Richard, commonly known in the Isle of Wight County Fire Brigade as 'Dick', was born in Romsey in 1901. In 1917 at 16 years of age he joined the Merchant Navy as a stoker. Following this he joined the Royal Air Force on 4 October 1921. His military records show he was employed as a driver of petrol vehicles service number 349900. His service was predominantly with 25 Squadron at Hawkinge, Uxbridge, Constantinople (during the Chanak Crisis), Upavon and Biggin Hill.
In 1931 he entered the world of firefighting at Southampton. He was promoted to Sub Officer in 1935 and Station Officer in 1941. The 1939 Register captured him listed as Professional Fire Officer living in Brinton's Road, Southampton.On the formation of the National Fire Service in August 1941 he was appointed as Divisional Commander for the Southampton district and subsequently served in the Portsmouth and Aldershot areas.
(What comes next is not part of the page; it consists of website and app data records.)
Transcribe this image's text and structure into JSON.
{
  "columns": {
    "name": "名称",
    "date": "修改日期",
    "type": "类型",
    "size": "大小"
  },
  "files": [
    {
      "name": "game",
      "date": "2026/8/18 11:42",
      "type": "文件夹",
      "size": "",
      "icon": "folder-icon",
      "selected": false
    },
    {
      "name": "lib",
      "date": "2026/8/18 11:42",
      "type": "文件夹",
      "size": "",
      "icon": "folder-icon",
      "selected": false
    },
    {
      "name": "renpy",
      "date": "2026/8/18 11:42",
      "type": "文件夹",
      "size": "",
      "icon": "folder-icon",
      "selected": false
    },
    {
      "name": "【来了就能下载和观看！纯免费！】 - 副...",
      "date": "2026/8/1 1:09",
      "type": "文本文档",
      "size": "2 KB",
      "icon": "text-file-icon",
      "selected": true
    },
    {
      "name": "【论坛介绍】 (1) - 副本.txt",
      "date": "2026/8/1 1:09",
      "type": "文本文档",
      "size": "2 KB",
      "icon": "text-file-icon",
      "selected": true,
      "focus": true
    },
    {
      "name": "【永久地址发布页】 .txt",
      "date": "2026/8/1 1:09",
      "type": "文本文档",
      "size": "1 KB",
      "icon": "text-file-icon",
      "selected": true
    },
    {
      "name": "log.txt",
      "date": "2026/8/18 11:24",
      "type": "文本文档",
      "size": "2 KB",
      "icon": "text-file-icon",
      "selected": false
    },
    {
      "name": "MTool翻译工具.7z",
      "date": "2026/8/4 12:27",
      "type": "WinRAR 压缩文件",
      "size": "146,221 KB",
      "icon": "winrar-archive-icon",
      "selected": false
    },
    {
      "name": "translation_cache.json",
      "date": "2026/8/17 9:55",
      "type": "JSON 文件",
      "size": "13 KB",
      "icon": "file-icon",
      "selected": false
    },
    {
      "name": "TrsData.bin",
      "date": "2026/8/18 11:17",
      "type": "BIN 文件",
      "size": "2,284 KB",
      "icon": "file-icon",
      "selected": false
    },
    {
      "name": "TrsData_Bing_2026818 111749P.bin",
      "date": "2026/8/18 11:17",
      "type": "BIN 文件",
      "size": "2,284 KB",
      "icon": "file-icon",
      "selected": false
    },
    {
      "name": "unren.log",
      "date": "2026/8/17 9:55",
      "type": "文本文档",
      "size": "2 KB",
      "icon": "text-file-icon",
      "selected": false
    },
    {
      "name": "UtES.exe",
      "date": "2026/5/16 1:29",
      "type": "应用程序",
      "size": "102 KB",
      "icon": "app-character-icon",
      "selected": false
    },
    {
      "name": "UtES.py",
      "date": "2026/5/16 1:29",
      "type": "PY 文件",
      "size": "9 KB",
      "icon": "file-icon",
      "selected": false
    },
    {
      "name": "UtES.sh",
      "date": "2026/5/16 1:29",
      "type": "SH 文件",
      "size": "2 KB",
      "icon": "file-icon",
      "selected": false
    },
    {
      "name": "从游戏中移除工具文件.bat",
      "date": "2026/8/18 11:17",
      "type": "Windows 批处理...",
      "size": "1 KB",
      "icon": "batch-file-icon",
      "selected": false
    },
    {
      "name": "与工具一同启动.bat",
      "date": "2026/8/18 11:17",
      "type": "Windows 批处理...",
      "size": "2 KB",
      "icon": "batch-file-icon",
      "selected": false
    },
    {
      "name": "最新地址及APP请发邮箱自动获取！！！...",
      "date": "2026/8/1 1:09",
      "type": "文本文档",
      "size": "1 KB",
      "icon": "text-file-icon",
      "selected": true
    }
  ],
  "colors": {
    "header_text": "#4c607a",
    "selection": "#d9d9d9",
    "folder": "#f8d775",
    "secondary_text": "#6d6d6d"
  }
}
When hostilities ceased he was transferred to the Isle of Wight and served as Column Officer of the IW contingent of the NFS from August 1946.
In 1947 when the Isle of Wight County Council were planning for the imminent formation of a County Fire Brigade, Richard applied for the role but came second at the interviews to A.E. Bowles. However Bowles disagreed with the Council plans for the brigade considering the force too weak to be reliable and resigned on 31 December, three months before the brigade launch date. In New Year 1948 with little time to waste the Council returned to their resident NFS officer in charge and offered him the position which he took.
For many decades due to being the Island's first Chief Fire Officer he was colloquially referred to as the Father of the Isle of Wight Fire Brigade. Although there is ample evidence that he had his hand forced regarding the strength and composition of the initial brigade of 1948 he is credited with enabling the extension of Newport Fire Station and the Headquarters and the construction of new stations in East Cowes, Bembridge, Shanklin, Freshwater and Yarmouth.
Reports in the County Press throughout his tenure indicate that he was a man who threw himself in to every aspect of his brigade's life, attending almost every social event at both brigade and station level including even the children's Christmas parties. His retirement on 30 June 1965 didn't detract from this enthusiasm for his men, their welfare and families as he continued to attend events for many years after.
Despite an evident popularity, through research I have discovered more than one individual's accounts of their time under Sullivan that reflect on his almost continuous smoking and that if the cigarette began to roll from one side of his mouth to the other his temper was being tested and a storm was on the horizon!
He retired to Tannock Brae, 20 Hungerberry Close, Shanklin. The family entry in the County Press that followed his passing indicates a period of poor health as they expressed their gratitude to the doctors and staff at Earl Mountbatten Hospice and the Macmillan Nurses.
Rest in peace Chief Officer Sullivan.